Senator John McCain,
the Arizona Republican who has argued forcefully for weapons deliveries
to Ukraine, summed up his reaction to Ms. Merkel’s speech with one
McCain said that unless the West beefed up its support to Ukraine, Mr.
Putin could next seize the port of Mariupol in eastern Ukraine with a
view to building a land bridge from Russia proper to Crimea, which the
Kremlin annexed last March. “I can assure you that he will not stop until he has to pay a much higher price,” Mr. McCain said.
After her appearance, Ms. Merkel met with Vice President Joseph R. Biden Jr.
and President Petro O. Poroshenko of Ukraine. Mr. McCain, after meeting
Mr. Poroshenko, said, “It’s safe to say that he’s not overly optimistic
about this negotiation.”
But US Secretary of State John Kerry said there was “no split” between Europe and the US on the issue:
“We are united, we are working closely together,” he told the conference
following meetings with his French and German counterparts. “We all
agree that this challenge will not end through military force. We are
united in our diplomacy.”
What remained unclear is how the West would address Russia’s
ongoing use of force in backing militants in Ukraine with trainers, troops,
tanks and other armor.
The New York Times said that Obama was waiting for talks with Merkel:
incoming defense secretary, Ashton B. Carter, has said he is inclined
to provide arms to the Ukrainians. And Gen. Philip M. Breedlove, the
NATO commander, told the conference on Friday that the delivery of
defensive weapons to Ukraine should not be ruled out if economic
sanctions and diplomatic efforts failed to persuade the Russians to
honor the Minsk agreement.
White House has been much more cautious, and President Obama is waiting
until Ms. Merkel visits Washington on Monday before deciding.
Euronews correspondent James Franey asked Wolfgang Ischinger, the Chairman of the Munich Security Conference, whether Putin was merely succeeding in splitting the West:
“Of course.,” he replied and continued: “We have imposed sanctions,
from a Russian point of view this is not only an unfriendly act, this is
a terribly unfriendly act and if I were a Russian adviser I would say
let’s do our best to divide these people so that they can not extend the
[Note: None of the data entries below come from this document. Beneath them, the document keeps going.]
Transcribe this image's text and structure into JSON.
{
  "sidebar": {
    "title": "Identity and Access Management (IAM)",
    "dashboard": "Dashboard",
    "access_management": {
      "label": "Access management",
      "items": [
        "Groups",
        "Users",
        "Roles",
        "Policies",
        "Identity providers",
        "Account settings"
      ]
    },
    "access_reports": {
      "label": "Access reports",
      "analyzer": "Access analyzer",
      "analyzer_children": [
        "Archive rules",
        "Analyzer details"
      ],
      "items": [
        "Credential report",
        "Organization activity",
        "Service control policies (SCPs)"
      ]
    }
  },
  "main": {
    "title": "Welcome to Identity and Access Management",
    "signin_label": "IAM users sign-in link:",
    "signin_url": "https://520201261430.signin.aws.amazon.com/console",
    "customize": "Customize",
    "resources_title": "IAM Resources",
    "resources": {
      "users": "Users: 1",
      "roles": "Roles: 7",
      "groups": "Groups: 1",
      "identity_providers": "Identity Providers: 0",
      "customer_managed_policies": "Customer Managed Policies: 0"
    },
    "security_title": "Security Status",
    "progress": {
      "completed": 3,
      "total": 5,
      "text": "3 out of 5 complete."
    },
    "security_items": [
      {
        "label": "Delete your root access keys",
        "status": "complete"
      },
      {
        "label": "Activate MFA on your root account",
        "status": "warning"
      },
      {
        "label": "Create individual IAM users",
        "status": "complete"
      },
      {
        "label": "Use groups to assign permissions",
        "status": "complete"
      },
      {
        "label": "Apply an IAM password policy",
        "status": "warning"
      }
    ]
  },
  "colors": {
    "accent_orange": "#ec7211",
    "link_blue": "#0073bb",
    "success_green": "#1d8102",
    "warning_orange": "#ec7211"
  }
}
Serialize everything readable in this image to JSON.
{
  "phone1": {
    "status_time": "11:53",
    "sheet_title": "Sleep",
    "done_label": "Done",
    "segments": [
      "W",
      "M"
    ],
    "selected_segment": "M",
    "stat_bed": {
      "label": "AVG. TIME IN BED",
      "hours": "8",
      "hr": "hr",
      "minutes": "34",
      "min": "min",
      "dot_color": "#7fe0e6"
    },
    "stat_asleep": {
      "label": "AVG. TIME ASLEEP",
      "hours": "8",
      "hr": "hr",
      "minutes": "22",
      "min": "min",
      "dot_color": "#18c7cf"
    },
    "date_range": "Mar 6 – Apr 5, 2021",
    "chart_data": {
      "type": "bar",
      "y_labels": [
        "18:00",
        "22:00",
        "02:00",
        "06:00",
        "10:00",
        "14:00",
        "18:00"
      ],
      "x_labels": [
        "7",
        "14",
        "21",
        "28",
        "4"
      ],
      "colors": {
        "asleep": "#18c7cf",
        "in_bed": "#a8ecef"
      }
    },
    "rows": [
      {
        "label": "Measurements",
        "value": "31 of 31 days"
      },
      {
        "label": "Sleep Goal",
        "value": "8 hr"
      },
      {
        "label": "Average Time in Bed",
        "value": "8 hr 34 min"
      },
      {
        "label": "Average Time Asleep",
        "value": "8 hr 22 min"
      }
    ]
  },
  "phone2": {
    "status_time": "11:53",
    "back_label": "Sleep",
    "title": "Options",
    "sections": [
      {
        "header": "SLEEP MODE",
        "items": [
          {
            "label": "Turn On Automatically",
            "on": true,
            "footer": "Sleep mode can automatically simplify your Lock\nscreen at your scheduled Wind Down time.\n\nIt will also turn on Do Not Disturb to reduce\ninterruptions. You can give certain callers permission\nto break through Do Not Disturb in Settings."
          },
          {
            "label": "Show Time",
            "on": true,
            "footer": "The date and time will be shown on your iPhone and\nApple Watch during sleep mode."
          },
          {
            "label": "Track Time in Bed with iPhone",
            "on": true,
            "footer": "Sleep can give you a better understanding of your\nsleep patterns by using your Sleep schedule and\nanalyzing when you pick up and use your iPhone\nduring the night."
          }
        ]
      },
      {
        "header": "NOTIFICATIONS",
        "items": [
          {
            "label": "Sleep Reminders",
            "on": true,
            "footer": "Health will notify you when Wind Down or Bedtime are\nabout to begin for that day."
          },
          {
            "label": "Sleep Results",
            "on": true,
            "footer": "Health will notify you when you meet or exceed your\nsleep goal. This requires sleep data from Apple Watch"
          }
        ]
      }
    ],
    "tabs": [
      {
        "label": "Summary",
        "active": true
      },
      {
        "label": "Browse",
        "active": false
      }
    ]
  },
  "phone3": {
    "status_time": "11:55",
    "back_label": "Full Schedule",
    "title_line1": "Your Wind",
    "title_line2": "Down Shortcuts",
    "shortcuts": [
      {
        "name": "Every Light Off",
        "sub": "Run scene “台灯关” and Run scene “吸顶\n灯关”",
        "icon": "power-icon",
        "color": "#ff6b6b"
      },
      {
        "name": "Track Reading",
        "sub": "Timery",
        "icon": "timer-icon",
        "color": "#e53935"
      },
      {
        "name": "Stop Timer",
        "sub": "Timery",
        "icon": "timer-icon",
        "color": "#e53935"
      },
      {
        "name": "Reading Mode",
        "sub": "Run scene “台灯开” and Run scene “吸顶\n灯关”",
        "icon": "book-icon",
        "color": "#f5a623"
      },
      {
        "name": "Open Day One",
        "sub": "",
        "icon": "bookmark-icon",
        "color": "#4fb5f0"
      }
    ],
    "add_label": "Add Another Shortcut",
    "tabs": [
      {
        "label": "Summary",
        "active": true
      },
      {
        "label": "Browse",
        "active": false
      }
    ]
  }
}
sanctions regime into yet another period that is obviously the Russian
interest, it has to be.”
But more sanctions are set to be applied. It’s believed the Russian
Deputy Defence Minister Anatoly Antonov will be the latest high profile
target of a new set of sanctions to be endorsed by EU foreign ministers
Jonathan Marcus, BBC diplomatic correspondent in Munich had this analysis:
The pace of diplomatic activity to reach a deal to resolve
the Ukraine crisis has been dramatically accelerating. With German
Chancellor Angela Merkel in the driving seat and French President
Francois Holland as her co-pilot, the push is on for a deal.
However, while few details have been provided, this is not a substantially new peace plan.
When I spoke to UK Foreign Secretary Philip Hammond on
Saturday, he was reluctant to even go so far as labelling it as “Minsk
Plus”. A deal is still an aspiration rather than an approaching reality.
The level of frustration many Western countries feel against
Russia’s policies has been palpable – Mr Hammond for example branded
President Vladimir Putin as “some kind of 20th-Century tyrant”.
— Catherine A. Fitzpatrick